(Working data)

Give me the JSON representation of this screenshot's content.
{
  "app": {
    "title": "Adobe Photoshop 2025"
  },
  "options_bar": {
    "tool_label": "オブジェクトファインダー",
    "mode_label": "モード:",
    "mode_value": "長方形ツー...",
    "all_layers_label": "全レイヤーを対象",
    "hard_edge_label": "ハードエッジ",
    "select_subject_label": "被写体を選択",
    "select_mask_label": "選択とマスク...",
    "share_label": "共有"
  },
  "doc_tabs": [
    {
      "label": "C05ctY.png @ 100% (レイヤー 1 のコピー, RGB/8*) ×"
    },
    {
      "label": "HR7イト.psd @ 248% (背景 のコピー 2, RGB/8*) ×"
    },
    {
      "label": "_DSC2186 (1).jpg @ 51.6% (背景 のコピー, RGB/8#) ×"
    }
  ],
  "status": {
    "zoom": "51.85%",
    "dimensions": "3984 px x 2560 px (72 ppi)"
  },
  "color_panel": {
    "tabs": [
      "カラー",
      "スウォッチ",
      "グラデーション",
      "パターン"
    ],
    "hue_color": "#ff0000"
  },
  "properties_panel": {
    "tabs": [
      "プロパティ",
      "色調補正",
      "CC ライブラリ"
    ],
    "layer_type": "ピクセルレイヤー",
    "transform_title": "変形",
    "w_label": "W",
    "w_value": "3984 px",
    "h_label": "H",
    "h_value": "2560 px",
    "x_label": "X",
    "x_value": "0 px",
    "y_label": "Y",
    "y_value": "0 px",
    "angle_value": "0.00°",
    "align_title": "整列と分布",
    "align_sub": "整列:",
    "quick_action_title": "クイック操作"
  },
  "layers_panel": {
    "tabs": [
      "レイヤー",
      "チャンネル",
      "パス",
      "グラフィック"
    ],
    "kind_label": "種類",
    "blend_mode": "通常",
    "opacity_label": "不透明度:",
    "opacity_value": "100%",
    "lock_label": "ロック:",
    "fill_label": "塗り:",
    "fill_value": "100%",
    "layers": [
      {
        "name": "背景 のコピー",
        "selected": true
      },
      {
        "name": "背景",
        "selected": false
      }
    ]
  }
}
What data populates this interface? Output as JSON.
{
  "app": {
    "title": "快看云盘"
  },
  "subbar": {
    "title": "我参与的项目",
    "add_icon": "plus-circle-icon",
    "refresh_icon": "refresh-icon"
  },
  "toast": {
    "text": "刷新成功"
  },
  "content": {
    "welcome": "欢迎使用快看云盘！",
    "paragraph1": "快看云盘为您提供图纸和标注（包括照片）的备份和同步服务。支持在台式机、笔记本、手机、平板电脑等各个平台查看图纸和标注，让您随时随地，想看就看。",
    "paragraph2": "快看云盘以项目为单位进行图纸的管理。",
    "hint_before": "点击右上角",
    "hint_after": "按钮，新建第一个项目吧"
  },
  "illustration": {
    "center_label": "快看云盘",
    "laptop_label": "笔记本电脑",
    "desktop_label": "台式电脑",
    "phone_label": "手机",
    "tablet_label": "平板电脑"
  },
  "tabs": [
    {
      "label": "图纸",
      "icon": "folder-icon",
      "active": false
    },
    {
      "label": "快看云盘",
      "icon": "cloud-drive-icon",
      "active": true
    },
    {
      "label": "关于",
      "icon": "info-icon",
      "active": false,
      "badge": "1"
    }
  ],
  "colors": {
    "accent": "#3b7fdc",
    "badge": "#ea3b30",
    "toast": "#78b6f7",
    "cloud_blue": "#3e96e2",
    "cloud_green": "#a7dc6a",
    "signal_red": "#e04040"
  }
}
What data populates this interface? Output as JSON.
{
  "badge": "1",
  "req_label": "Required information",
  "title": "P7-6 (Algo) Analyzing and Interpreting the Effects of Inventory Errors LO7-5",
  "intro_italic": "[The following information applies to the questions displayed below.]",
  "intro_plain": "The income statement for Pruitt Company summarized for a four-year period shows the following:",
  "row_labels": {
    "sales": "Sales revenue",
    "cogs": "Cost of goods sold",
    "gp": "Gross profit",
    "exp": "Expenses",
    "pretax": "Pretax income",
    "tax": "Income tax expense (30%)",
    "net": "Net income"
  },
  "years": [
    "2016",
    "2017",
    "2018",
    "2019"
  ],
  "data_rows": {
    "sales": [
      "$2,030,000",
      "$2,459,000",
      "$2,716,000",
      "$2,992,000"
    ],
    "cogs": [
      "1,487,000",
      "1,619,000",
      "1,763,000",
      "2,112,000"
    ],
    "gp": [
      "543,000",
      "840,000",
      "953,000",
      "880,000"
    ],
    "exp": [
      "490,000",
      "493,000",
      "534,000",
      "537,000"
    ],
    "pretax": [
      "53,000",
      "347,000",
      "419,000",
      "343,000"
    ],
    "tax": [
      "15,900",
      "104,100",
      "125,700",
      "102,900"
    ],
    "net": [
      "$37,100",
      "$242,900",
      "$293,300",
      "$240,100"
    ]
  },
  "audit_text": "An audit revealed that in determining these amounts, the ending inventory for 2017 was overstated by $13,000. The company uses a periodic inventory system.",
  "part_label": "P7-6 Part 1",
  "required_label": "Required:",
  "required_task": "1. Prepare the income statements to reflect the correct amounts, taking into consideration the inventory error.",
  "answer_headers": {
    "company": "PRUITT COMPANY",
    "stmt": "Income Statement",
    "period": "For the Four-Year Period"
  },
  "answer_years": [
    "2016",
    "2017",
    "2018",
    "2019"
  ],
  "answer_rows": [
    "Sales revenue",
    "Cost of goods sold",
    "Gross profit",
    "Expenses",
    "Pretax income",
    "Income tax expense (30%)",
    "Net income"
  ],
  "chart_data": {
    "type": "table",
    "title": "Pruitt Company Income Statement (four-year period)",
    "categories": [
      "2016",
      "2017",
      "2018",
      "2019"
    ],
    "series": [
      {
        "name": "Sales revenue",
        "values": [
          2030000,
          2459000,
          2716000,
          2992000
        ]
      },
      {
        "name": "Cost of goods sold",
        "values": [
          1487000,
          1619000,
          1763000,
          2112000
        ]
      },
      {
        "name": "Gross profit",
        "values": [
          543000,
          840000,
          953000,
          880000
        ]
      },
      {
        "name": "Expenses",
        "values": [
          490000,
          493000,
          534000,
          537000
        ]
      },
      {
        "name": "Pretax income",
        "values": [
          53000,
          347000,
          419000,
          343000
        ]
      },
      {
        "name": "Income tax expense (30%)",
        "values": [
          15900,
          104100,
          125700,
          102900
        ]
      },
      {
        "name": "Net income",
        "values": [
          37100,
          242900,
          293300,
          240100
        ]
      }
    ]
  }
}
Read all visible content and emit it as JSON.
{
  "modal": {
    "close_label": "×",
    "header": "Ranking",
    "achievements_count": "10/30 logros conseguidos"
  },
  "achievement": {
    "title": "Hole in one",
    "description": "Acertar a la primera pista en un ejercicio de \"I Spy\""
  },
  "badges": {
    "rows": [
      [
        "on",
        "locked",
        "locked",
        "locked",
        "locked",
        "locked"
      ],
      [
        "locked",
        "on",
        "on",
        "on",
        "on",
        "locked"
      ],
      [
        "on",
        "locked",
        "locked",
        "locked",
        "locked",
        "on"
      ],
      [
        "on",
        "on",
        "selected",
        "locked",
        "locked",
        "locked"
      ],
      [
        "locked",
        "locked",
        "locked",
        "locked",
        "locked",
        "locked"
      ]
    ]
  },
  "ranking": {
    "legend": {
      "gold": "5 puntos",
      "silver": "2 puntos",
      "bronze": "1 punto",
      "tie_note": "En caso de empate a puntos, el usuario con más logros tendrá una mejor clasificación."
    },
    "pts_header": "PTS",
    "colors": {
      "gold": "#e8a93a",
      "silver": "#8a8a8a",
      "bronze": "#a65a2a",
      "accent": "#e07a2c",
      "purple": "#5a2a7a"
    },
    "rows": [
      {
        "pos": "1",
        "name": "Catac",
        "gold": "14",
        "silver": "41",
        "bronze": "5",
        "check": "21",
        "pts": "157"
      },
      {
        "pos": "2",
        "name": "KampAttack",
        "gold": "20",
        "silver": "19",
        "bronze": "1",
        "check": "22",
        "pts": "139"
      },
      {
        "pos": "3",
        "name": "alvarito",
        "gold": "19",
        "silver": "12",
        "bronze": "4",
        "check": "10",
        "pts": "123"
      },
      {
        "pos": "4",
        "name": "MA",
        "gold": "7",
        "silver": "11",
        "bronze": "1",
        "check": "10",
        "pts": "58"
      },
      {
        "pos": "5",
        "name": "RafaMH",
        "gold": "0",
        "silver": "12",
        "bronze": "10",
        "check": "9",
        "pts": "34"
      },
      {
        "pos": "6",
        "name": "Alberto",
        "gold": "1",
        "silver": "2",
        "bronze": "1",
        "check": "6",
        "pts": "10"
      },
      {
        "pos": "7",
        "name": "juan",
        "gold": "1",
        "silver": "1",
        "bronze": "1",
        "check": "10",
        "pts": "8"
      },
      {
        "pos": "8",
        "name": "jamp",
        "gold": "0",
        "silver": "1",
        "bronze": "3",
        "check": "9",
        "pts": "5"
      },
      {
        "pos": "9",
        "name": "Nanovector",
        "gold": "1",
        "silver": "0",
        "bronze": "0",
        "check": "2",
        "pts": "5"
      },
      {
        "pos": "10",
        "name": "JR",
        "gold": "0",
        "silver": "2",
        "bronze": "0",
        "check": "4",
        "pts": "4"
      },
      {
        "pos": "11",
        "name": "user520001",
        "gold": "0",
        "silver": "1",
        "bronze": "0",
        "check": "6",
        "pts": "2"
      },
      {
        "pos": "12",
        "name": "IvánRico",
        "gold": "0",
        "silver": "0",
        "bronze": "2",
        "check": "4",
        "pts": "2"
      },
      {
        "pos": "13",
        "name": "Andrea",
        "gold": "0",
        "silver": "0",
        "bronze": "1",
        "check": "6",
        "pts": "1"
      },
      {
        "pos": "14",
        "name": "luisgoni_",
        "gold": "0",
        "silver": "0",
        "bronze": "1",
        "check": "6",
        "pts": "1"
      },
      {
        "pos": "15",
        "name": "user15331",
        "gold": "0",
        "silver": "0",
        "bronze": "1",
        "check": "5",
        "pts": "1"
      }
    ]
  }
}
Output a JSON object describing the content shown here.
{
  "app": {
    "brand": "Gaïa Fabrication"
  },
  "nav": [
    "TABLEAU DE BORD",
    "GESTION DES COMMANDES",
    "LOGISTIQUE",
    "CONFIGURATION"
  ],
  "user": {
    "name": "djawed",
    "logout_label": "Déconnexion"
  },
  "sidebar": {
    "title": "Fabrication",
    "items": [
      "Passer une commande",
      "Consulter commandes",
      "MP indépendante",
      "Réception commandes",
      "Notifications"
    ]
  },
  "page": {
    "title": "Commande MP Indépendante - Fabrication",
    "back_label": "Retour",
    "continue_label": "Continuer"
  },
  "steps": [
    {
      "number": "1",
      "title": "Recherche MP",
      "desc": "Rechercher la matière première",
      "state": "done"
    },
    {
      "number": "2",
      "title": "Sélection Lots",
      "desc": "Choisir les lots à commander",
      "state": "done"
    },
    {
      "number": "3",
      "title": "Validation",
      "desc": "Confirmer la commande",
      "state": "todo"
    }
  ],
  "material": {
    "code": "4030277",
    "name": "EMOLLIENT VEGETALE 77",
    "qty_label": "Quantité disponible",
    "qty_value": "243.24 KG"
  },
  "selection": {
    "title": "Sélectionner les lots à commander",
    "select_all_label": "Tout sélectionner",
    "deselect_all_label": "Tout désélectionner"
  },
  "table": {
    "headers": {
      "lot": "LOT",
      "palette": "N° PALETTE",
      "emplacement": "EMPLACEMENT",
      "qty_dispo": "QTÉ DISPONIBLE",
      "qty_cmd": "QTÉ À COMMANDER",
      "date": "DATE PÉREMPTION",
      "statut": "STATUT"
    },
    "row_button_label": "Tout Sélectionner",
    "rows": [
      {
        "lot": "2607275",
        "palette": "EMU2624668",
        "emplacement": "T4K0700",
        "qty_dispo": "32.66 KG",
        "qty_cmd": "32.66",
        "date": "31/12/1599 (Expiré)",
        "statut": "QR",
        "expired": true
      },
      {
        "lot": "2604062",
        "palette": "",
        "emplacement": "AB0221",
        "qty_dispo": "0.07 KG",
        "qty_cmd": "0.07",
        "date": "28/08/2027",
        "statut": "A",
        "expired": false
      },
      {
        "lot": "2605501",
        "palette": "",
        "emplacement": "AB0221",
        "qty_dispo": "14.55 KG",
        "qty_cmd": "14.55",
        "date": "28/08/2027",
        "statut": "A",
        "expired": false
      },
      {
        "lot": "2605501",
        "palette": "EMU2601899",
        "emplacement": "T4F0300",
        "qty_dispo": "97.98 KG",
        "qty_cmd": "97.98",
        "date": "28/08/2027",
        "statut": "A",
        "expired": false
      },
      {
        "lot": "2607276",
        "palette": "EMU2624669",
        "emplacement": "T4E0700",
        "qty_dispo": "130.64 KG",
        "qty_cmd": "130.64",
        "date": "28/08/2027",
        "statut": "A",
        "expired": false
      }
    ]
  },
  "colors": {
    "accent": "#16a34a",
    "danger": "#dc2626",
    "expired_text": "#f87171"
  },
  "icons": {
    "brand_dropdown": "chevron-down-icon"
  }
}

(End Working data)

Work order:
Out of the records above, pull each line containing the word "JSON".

Result for this task:
Give me the JSON representation of this screenshot's content.
What data populates this interface? Output as JSON.
What data populates this interface? Output as JSON.
Read all visible content and emit it as JSON.
Output a JSON object describing the content shown here.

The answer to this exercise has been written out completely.